Problem :: The lines to copy are those holding the string "configuration" in the entries below.

============================================================

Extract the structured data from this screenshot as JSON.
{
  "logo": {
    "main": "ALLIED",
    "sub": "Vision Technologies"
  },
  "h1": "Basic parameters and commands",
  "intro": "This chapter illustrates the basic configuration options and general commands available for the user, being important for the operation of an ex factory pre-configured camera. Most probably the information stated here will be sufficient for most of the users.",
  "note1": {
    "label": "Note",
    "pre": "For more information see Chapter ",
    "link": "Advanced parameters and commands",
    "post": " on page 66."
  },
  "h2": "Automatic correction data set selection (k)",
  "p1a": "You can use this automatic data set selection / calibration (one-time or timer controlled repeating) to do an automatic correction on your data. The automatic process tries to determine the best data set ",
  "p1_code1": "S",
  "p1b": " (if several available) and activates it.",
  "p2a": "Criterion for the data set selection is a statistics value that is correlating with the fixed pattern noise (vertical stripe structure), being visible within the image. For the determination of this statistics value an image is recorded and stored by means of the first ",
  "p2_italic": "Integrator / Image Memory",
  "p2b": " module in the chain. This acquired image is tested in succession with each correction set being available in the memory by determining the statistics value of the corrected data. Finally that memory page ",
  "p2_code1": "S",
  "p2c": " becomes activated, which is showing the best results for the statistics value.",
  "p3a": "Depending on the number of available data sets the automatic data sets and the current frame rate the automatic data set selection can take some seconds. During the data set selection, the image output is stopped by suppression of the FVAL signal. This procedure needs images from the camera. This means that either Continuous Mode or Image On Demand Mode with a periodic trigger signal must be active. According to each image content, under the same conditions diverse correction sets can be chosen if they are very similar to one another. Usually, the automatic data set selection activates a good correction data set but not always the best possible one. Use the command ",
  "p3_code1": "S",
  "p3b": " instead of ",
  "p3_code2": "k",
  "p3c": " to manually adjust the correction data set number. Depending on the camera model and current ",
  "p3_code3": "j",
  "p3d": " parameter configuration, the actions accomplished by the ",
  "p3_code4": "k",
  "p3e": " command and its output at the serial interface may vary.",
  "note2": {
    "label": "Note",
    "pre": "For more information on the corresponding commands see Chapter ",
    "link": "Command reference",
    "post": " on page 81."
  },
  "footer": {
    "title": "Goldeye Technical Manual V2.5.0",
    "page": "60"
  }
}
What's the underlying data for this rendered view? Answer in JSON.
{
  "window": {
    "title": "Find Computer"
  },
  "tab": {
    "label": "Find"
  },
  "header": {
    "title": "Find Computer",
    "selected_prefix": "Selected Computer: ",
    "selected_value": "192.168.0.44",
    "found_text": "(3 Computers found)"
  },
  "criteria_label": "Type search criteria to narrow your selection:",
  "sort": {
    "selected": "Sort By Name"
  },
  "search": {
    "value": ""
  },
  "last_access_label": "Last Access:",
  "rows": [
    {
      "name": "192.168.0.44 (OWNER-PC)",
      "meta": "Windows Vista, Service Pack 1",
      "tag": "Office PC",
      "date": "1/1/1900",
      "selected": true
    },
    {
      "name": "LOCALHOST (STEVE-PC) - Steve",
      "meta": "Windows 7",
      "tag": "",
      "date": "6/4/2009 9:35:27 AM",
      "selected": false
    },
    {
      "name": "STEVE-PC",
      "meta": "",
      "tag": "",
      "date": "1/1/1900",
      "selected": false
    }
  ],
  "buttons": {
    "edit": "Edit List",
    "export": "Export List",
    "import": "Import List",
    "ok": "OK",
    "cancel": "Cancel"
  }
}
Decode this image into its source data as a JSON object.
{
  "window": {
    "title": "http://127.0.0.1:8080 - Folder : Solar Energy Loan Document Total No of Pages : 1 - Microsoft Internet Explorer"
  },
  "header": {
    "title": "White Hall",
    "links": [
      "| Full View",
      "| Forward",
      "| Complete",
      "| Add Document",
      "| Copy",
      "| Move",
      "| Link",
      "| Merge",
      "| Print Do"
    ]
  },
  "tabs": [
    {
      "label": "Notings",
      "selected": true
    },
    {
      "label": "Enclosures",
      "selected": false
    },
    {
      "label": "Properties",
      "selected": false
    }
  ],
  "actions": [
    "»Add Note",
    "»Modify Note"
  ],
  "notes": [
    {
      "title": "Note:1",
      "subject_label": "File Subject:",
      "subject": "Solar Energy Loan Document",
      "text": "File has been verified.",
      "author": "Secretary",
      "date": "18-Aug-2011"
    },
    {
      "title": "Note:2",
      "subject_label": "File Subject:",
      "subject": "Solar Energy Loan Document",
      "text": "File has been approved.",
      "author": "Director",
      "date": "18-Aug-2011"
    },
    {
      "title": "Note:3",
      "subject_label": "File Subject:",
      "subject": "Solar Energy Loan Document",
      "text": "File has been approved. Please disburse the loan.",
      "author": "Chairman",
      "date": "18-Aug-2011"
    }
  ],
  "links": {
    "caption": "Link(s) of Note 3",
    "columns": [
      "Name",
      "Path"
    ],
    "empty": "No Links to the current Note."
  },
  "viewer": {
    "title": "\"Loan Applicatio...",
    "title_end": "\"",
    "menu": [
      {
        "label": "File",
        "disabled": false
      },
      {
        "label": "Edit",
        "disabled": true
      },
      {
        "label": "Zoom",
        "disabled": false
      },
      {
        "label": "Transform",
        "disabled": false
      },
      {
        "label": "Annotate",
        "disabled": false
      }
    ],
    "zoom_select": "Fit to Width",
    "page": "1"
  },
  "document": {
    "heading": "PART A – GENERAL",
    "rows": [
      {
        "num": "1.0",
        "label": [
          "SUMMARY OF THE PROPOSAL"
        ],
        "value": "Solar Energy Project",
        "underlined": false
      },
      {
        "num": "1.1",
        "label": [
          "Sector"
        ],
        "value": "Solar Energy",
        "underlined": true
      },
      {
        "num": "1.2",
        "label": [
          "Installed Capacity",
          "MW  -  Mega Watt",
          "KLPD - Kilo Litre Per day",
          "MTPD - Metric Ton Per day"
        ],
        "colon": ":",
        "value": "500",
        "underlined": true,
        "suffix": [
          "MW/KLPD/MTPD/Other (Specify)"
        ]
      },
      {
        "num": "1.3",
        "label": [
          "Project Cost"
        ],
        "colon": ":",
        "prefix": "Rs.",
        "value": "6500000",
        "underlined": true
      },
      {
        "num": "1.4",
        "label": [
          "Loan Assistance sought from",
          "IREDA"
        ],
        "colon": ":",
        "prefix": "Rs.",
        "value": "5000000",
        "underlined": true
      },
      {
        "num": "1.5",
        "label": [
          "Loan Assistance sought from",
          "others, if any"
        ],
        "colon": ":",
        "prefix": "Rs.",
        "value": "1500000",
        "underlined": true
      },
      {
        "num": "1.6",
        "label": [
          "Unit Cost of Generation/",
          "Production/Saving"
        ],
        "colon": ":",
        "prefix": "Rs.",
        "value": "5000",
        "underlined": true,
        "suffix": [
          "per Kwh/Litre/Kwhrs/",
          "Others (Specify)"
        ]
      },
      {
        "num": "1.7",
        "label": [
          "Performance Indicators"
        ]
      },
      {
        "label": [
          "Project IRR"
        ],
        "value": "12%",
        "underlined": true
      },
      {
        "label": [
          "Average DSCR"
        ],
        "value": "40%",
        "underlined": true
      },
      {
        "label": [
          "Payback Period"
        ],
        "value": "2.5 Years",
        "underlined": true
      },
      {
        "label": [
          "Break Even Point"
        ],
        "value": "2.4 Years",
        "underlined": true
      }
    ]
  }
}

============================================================

Result ::
  "intro": "This chapter illustrates the basic configuration options and general commands available for the user, being important for the operation of an ex factory pre-configured camera. Most probably the information stated here will be sufficient for most of the users.",
  "p3d": " parameter configuration, the actions accomplished by the ",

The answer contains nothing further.